The state Supreme Court has reversed a previous policy requiring trans people in the state to publish their name change in a local newspaper.
The New Jersey state Supreme Court on Tuesday decided to stop requiring transgender people to publish their name change in their local newspaper in order to make it official.
Transgender people in the state who wanted to change their name previously had to announce their current name and the name they would be taking in a legal ad twice before they were allowed to move forward.
In October, the Transgender Legal Defense Fund and Garden State Equality, with the law firm Lowenstein Sandler, sent comments to the New Jersey Supreme Court to advocate for the rule change.
The previous policy forced transgender people to share their deadname, the name they are changing, in a public way that was harmful to their mental health. A 2018 study found that transgender people who used their chosen name in every setting reported far fewer depression symptoms, thoughts of suicide, and suicide attempts.
The previous rule also required transgender people — who already face discrimination in employment and housing, and are more likely to be unemployed and experience poverty — to spend their own money to place ads.
In addition, forcing transgender people to publish their name changes outs them to their community, which puts them at risk of targeted violence. According to the Human Rights Campaign, at least 41 transgender or gender nonconforming people have been killed in 2020 so far, a record number of incidents since the organization began tracking them in 2013.
"Removing the publication requirement for name changes not only makes the process more accessible and affordable to those who need it, but also removes the safety burden of publicizing private and personal information," said Charlie Arrowood, stated counsel for the Transgender Legal Defense Fund's Name Change Project, which provides pro bono legal name change services, on Tuesday.
"At a time when violence against our community continues to break records, granting legal name changes and protecting private medical information will save lives."
LGBTQ organizations have been fighting for changes like these for years. Earlier this year, a law went into effect in Colorado that said transgender Colorado residents would no longer be required to publish name changes in a newspaper; took out a requirement for transgender people to have surgery before changing the gender listed on their birth certificate; and removed certain medical signature requirements for gender marker corrections on driver's licenses, among other measures.

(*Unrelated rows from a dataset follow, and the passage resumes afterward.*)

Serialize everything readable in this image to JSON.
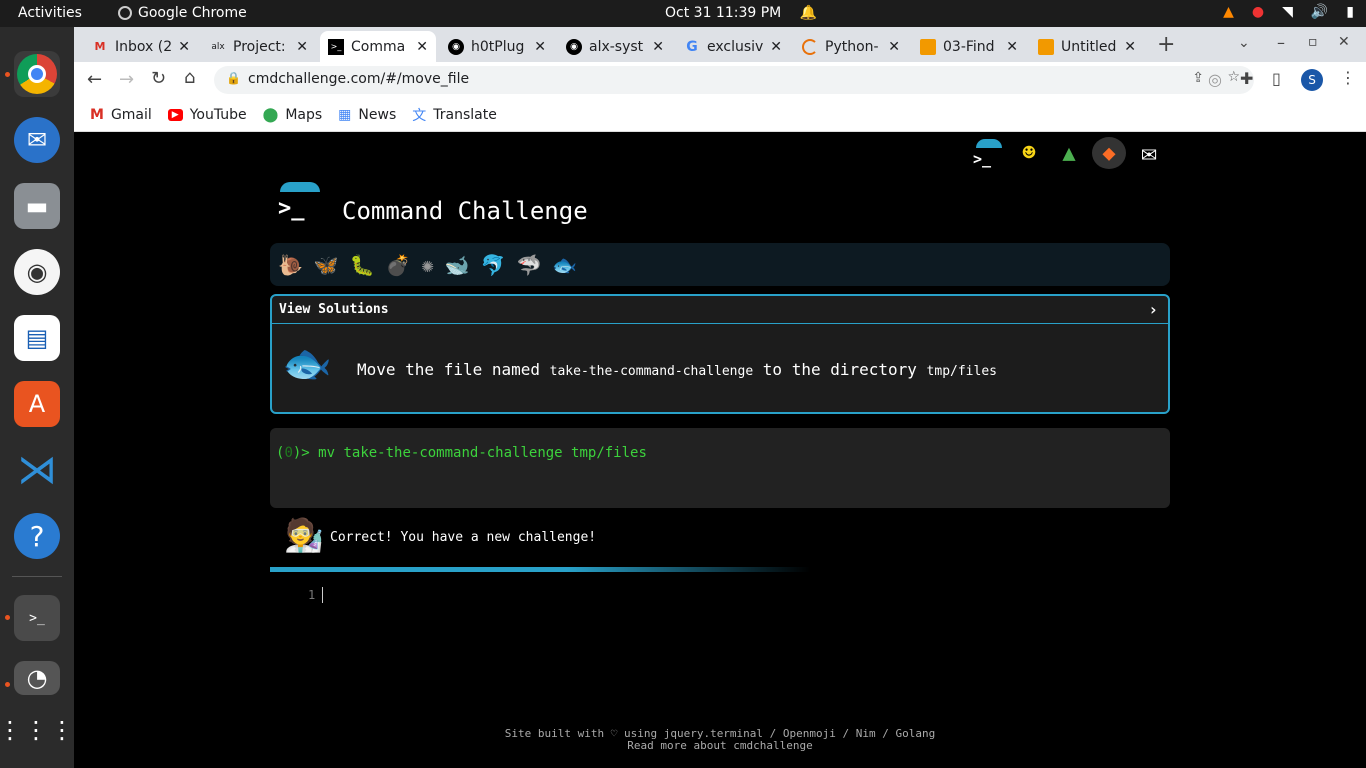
{
  "topbar": {
    "activities": "Activities",
    "app": "Google Chrome",
    "clock": "Oct 31  11:39 PM"
  },
  "tabs": [
    {
      "label": "Inbox (2",
      "icon": "gmail-icon"
    },
    {
      "label": "Project:",
      "icon": "alx-icon"
    },
    {
      "label": "Comma",
      "icon": "terminal-icon"
    },
    {
      "label": "h0tPlug",
      "icon": "github-icon"
    },
    {
      "label": "alx-syst",
      "icon": "github-icon"
    },
    {
      "label": "exclusiv",
      "icon": "google-icon"
    },
    {
      "label": "Python-",
      "icon": "loading-icon"
    },
    {
      "label": "03-Find",
      "icon": "book-icon"
    },
    {
      "label": "Untitled",
      "icon": "book-icon"
    }
  ],
  "url": "cmdchallenge.com/#/move_file",
  "profile_initial": "S",
  "bookmarks": [
    "Gmail",
    "YouTube",
    "Maps",
    "News",
    "Translate"
  ],
  "site": {
    "title": "Command Challenge",
    "view_solutions": "View Solutions",
    "expand_arrow": "›",
    "challenge": {
      "p1": "Move the file named ",
      "c1": "take-the-command-challenge",
      "p2": " to the directory ",
      "c2": "tmp/files"
    },
    "prompt_prefix": "(",
    "prompt_code": "0",
    "prompt_suffix": ")> ",
    "command": "mv take-the-command-challenge tmp/files",
    "result": "Correct! You have a new challenge!",
    "line_no": "1",
    "footer1": "Site built with ♡ using jquery.terminal / Openmoji / Nim / Golang",
    "footer2": "Read more about cmdchallenge"
  },
  "colors": {
    "accent": "#29a1c9",
    "prompt_green": "#3cd23c",
    "ubuntu_orange": "#e95420"
  }
}
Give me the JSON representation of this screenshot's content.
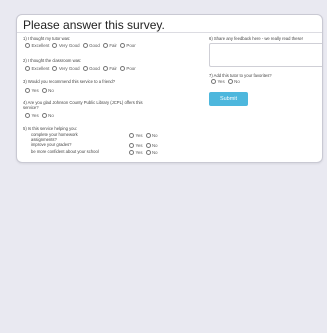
{
  "survey": {
    "title": "Please answer this survey.",
    "q1": {
      "label": "1) I thought my tutor was:",
      "options": [
        "Excellent",
        "Very Good",
        "Good",
        "Fair",
        "Poor"
      ]
    },
    "q2": {
      "label": "2) I thought the classroom was:",
      "options": [
        "Excellent",
        "Very Good",
        "Good",
        "Fair",
        "Poor"
      ]
    },
    "q3": {
      "label": "3) Would you recommend this service to a friend?",
      "options": [
        "Yes",
        "No"
      ]
    },
    "q4": {
      "label_line1": "4) Are you glad Johnson County Public Library (JCPL) offers this",
      "label_line2": "service?",
      "options": [
        "Yes",
        "No"
      ]
    },
    "q5": {
      "label": "5) Is this service helping you:",
      "rows": [
        {
          "line1": "complete your homework",
          "line2": "assignments?",
          "options": [
            "Yes",
            "No"
          ]
        },
        {
          "line1": "improve your grades?",
          "line2": "",
          "options": [
            "Yes",
            "No"
          ]
        },
        {
          "line1": "be more confident about your school",
          "line2": "",
          "options": [
            "Yes",
            "No"
          ]
        }
      ]
    },
    "q6": {
      "label": "6) Share any feedback here - we really read these!"
    },
    "q7": {
      "label": "7) Add this tutor to your favorites?",
      "options": [
        "Yes",
        "No"
      ]
    },
    "submit_label": "Submit"
  }
}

But other states, such as South Dakota, still enforce name change requirements, according to the National Center for Transgender Equality.
According to The Bergen Record, New Jersey is the 18th U.S. jurisdiction to reverse name-change requirements for transgender people.
More states have also begun updating the range of gender marker options people can choose on their driver's license, in order to accurately reflect people's gender. States are recognizing the needs of nonbinary residents, by providing X as a gender marker option instead of simply M or F. New York state, for example, is preparing to make changes so that the Department of Motor Vehicles can provide the option in the next year or so.
Published with permission of The American Independent Foundation.